* _Information provided_
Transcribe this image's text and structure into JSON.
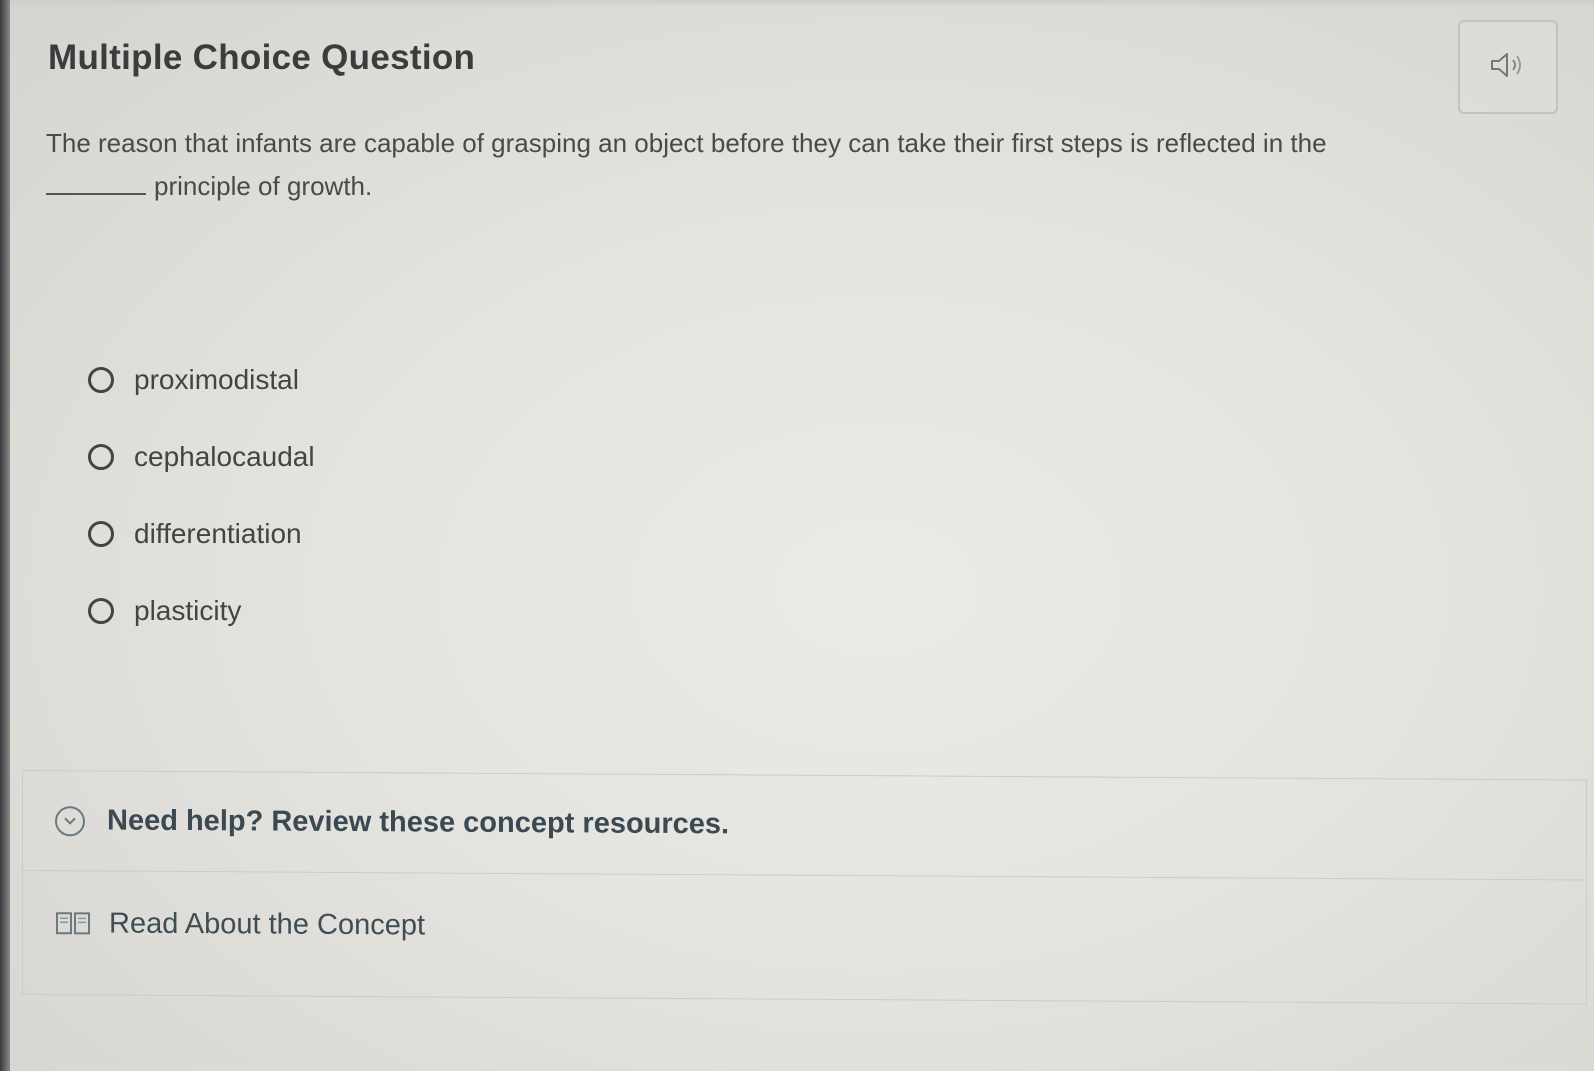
{
  "page": {
    "title": "Multiple Choice Question"
  },
  "audio": {
    "icon": "speaker-icon"
  },
  "question": {
    "text_before_blank": "The reason that infants are capable of grasping an object before they can take their first steps is reflected in the",
    "blank": "______",
    "text_after_blank": "principle of growth."
  },
  "options": [
    {
      "label": "proximodistal",
      "selected": false
    },
    {
      "label": "cephalocaudal",
      "selected": false
    },
    {
      "label": "differentiation",
      "selected": false
    },
    {
      "label": "plasticity",
      "selected": false
    }
  ],
  "help": {
    "title": "Need help? Review these concept resources.",
    "icon": "chevron-down-icon",
    "resources": [
      {
        "label": "Read About the Concept",
        "icon": "book-icon"
      }
    ]
  },
  "colors": {
    "text": "#444444",
    "help_text": "#3b4a52",
    "border": "#cdcbc7"
  }
}
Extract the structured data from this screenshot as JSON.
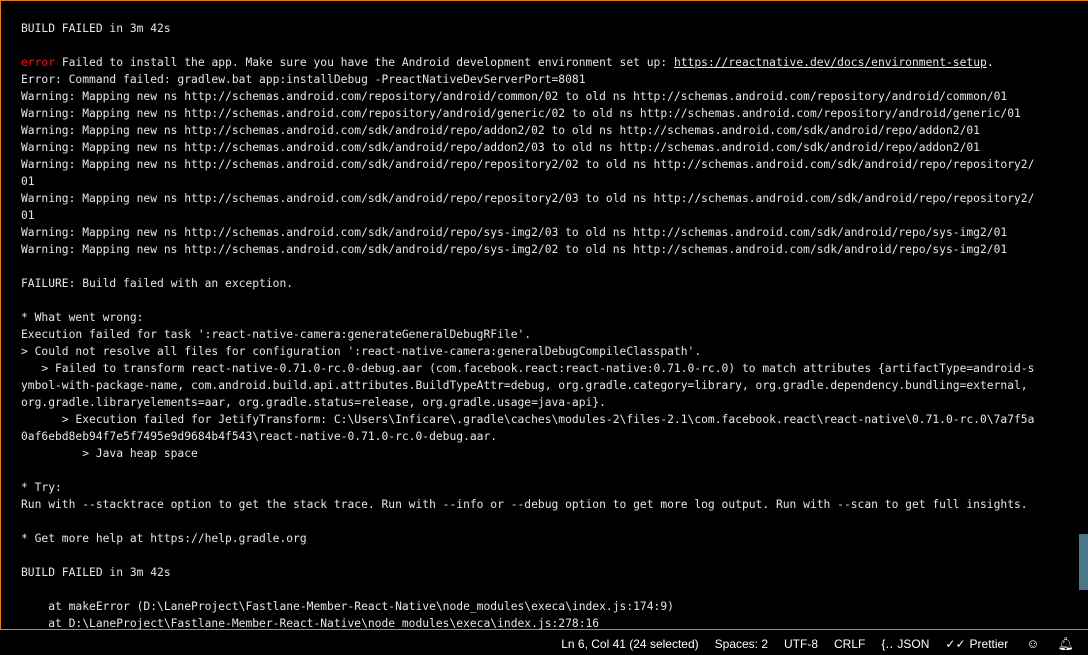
{
  "terminal": {
    "lines": [
      {
        "text": "BUILD FAILED in 3m 42s"
      },
      {
        "text": ""
      },
      {
        "prefix": "error",
        "text": " Failed to install the app. Make sure you have the Android development environment set up: ",
        "link": "https://reactnative.dev/docs/environment-setup",
        "suffix": "."
      },
      {
        "text": "Error: Command failed: gradlew.bat app:installDebug -PreactNativeDevServerPort=8081"
      },
      {
        "text": "Warning: Mapping new ns http://schemas.android.com/repository/android/common/02 to old ns http://schemas.android.com/repository/android/common/01"
      },
      {
        "text": "Warning: Mapping new ns http://schemas.android.com/repository/android/generic/02 to old ns http://schemas.android.com/repository/android/generic/01"
      },
      {
        "text": "Warning: Mapping new ns http://schemas.android.com/sdk/android/repo/addon2/02 to old ns http://schemas.android.com/sdk/android/repo/addon2/01"
      },
      {
        "text": "Warning: Mapping new ns http://schemas.android.com/sdk/android/repo/addon2/03 to old ns http://schemas.android.com/sdk/android/repo/addon2/01"
      },
      {
        "text": "Warning: Mapping new ns http://schemas.android.com/sdk/android/repo/repository2/02 to old ns http://schemas.android.com/sdk/android/repo/repository2/"
      },
      {
        "text": "01"
      },
      {
        "text": "Warning: Mapping new ns http://schemas.android.com/sdk/android/repo/repository2/03 to old ns http://schemas.android.com/sdk/android/repo/repository2/"
      },
      {
        "text": "01"
      },
      {
        "text": "Warning: Mapping new ns http://schemas.android.com/sdk/android/repo/sys-img2/03 to old ns http://schemas.android.com/sdk/android/repo/sys-img2/01"
      },
      {
        "text": "Warning: Mapping new ns http://schemas.android.com/sdk/android/repo/sys-img2/02 to old ns http://schemas.android.com/sdk/android/repo/sys-img2/01"
      },
      {
        "text": ""
      },
      {
        "text": "FAILURE: Build failed with an exception."
      },
      {
        "text": ""
      },
      {
        "text": "* What went wrong:"
      },
      {
        "text": "Execution failed for task ':react-native-camera:generateGeneralDebugRFile'."
      },
      {
        "text": "> Could not resolve all files for configuration ':react-native-camera:generalDebugCompileClasspath'."
      },
      {
        "text": "   > Failed to transform react-native-0.71.0-rc.0-debug.aar (com.facebook.react:react-native:0.71.0-rc.0) to match attributes {artifactType=android-s"
      },
      {
        "text": "ymbol-with-package-name, com.android.build.api.attributes.BuildTypeAttr=debug, org.gradle.category=library, org.gradle.dependency.bundling=external,"
      },
      {
        "text": "org.gradle.libraryelements=aar, org.gradle.status=release, org.gradle.usage=java-api}."
      },
      {
        "text": "      > Execution failed for JetifyTransform: C:\\Users\\Inficare\\.gradle\\caches\\modules-2\\files-2.1\\com.facebook.react\\react-native\\0.71.0-rc.0\\7a7f5a"
      },
      {
        "text": "0af6ebd8eb94f7e5f7495e9d9684b4f543\\react-native-0.71.0-rc.0-debug.aar."
      },
      {
        "text": "         > Java heap space"
      },
      {
        "text": ""
      },
      {
        "text": "* Try:"
      },
      {
        "text": "Run with --stacktrace option to get the stack trace. Run with --info or --debug option to get more log output. Run with --scan to get full insights."
      },
      {
        "text": ""
      },
      {
        "text": "* Get more help at https://help.gradle.org"
      },
      {
        "text": ""
      },
      {
        "text": "BUILD FAILED in 3m 42s"
      },
      {
        "text": ""
      },
      {
        "text": "    at makeError (D:\\LaneProject\\Fastlane-Member-React-Native\\node_modules\\execa\\index.js:174:9)"
      },
      {
        "text": "    at D:\\LaneProject\\Fastlane-Member-React-Native\\node_modules\\execa\\index.js:278:16"
      }
    ]
  },
  "statusbar": {
    "cursor_position": "Ln 6, Col 41 (24 selected)",
    "indentation": "Spaces: 2",
    "encoding": "UTF-8",
    "line_ending": "CRLF",
    "language": "JSON",
    "language_icon": "braces-icon",
    "formatter": "Prettier",
    "formatter_icon": "double-check-icon",
    "feedback_icon": "feedback-person-icon",
    "notifications_icon": "bell-icon"
  },
  "colors": {
    "background": "#000000",
    "text": "#e6e6e6",
    "error": "#f21717",
    "panel_border": "#e37d21",
    "scrollbar": "#4a7787"
  }
}
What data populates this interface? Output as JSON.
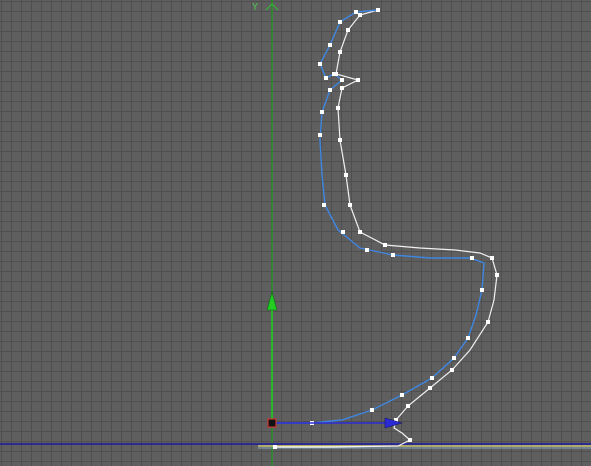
{
  "viewport": {
    "axis_y_label": "Y"
  },
  "colors": {
    "y_axis": "#1f9f1f",
    "x_axis": "#1a1aa0",
    "spline_selected": "#3f86e0",
    "spline_unselected": "#f2f2f2",
    "vertex": "#ffffff",
    "gizmo_y": "#22cc22",
    "gizmo_x": "#2b2bd6",
    "ground_line": "#e0d870"
  }
}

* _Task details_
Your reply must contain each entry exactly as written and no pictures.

* _Exercise output_
Transcribe this image's text and structure into JSON.
{
  "page": {
    "title": "Multiple Choice Question"
  },
  "audio": {
    "icon": "speaker-icon"
  },
  "question": {
    "text_before_blank": "The reason that infants are capable of grasping an object before they can take their first steps is reflected in the",
    "blank": "______",
    "text_after_blank": "principle of growth."
  },
  "options": [
    {
      "label": "proximodistal",
      "selected": false
    },
    {
      "label": "cephalocaudal",
      "selected": false
    },
    {
      "label": "differentiation",
      "selected": false
    },
    {
      "label": "plasticity",
      "selected": false
    }
  ],
  "help": {
    "title": "Need help? Review these concept resources.",
    "icon": "chevron-down-icon",
    "resources": [
      {
        "label": "Read About the Concept",
        "icon": "book-icon"
      }
    ]
  },
  "colors": {
    "text": "#444444",
    "help_text": "#3b4a52",
    "border": "#cdcbc7"
  }
}
Extract the structured data from this screenshot as JSON.
{
  "terminal": {
    "lines": [
      {
        "text": "BUILD FAILED in 3m 42s"
      },
      {
        "text": ""
      },
      {
        "prefix": "error",
        "text": " Failed to install the app. Make sure you have the Android development environment set up: ",
        "link": "https://reactnative.dev/docs/environment-setup",
        "suffix": "."
      },
      {
        "text": "Error: Command failed: gradlew.bat app:installDebug -PreactNativeDevServerPort=8081"
      },
      {
        "text": "Warning: Mapping new ns http://schemas.android.com/repository/android/common/02 to old ns http://schemas.android.com/repository/android/common/01"
      },
      {
        "text": "Warning: Mapping new ns http://schemas.android.com/repository/android/generic/02 to old ns http://schemas.android.com/repository/android/generic/01"
      },
      {
        "text": "Warning: Mapping new ns http://schemas.android.com/sdk/android/repo/addon2/02 to old ns http://schemas.android.com/sdk/android/repo/addon2/01"
      },
      {
        "text": "Warning: Mapping new ns http://schemas.android.com/sdk/android/repo/addon2/03 to old ns http://schemas.android.com/sdk/android/repo/addon2/01"
      },
      {
        "text": "Warning: Mapping new ns http://schemas.android.com/sdk/android/repo/repository2/02 to old ns http://schemas.android.com/sdk/android/repo/repository2/"
      },
      {
        "text": "01"
      },
      {
        "text": "Warning: Mapping new ns http://schemas.android.com/sdk/android/repo/repository2/03 to old ns http://schemas.android.com/sdk/android/repo/repository2/"
      },
      {
        "text": "01"
      },
      {
        "text": "Warning: Mapping new ns http://schemas.android.com/sdk/android/repo/sys-img2/03 to old ns http://schemas.android.com/sdk/android/repo/sys-img2/01"
      },
      {
        "text": "Warning: Mapping new ns http://schemas.android.com/sdk/android/repo/sys-img2/02 to old ns http://schemas.android.com/sdk/android/repo/sys-img2/01"
      },
      {
        "text": ""
      },
      {
        "text": "FAILURE: Build failed with an exception."
      },
      {
        "text": ""
      },
      {
        "text": "* What went wrong:"
      },
      {
        "text": "Execution failed for task ':react-native-camera:generateGeneralDebugRFile'."
      },
      {
        "text": "> Could not resolve all files for configuration ':react-native-camera:generalDebugCompileClasspath'."
      },
      {
        "text": "   > Failed to transform react-native-0.71.0-rc.0-debug.aar (com.facebook.react:react-native:0.71.0-rc.0) to match attributes {artifactType=android-s"
      },
      {
        "text": "ymbol-with-package-name, com.android.build.api.attributes.BuildTypeAttr=debug, org.gradle.category=library, org.gradle.dependency.bundling=external,"
      },
      {
        "text": "org.gradle.libraryelements=aar, org.gradle.status=release, org.gradle.usage=java-api}."
      },
      {
        "text": "      > Execution failed for JetifyTransform: C:\\Users\\Inficare\\.gradle\\caches\\modules-2\\files-2.1\\com.facebook.react\\react-native\\0.71.0-rc.0\\7a7f5a"
      },
      {
        "text": "0af6ebd8eb94f7e5f7495e9d9684b4f543\\react-native-0.71.0-rc.0-debug.aar."
      },
      {
        "text": "         > Java heap space"
      },
      {
        "text": ""
      },
      {
        "text": "* Try:"
      },
      {
        "text": "Run with --stacktrace option to get the stack trace. Run with --info or --debug option to get more log output. Run with --scan to get full insights."
      },
      {
        "text": ""
      },
      {
        "text": "* Get more help at https://help.gradle.org"
      },
      {
        "text": ""
      },
      {
        "text": "BUILD FAILED in 3m 42s"
      },
      {
        "text": ""
      },
      {
        "text": "    at makeError (D:\\LaneProject\\Fastlane-Member-React-Native\\node_modules\\execa\\index.js:174:9)"
      },
      {
        "text": "    at D:\\LaneProject\\Fastlane-Member-React-Native\\node_modules\\execa\\index.js:278:16"
      }
    ]
  },
  "statusbar": {
    "cursor_position": "Ln 6, Col 41 (24 selected)",
    "indentation": "Spaces: 2",
    "encoding": "UTF-8",
    "line_ending": "CRLF",
    "language": "JSON",
    "language_icon": "braces-icon",
    "formatter": "Prettier",
    "formatter_icon": "double-check-icon",
    "feedback_icon": "feedback-person-icon",
    "notifications_icon": "bell-icon"
  },
  "colors": {
    "background": "#000000",
    "text": "#e6e6e6",
    "error": "#f21717",
    "panel_border": "#e37d21",
    "scrollbar": "#4a7787"
  }
}
What data populates this interface? Output as JSON.
{
  "viewport": {
    "axis_y_label": "Y"
  },
  "colors": {
    "y_axis": "#1f9f1f",
    "x_axis": "#1a1aa0",
    "spline_selected": "#3f86e0",
    "spline_unselected": "#f2f2f2",
    "vertex": "#ffffff",
    "gizmo_y": "#22cc22",
    "gizmo_x": "#2b2bd6",
    "ground_line": "#e0d870"
  }
}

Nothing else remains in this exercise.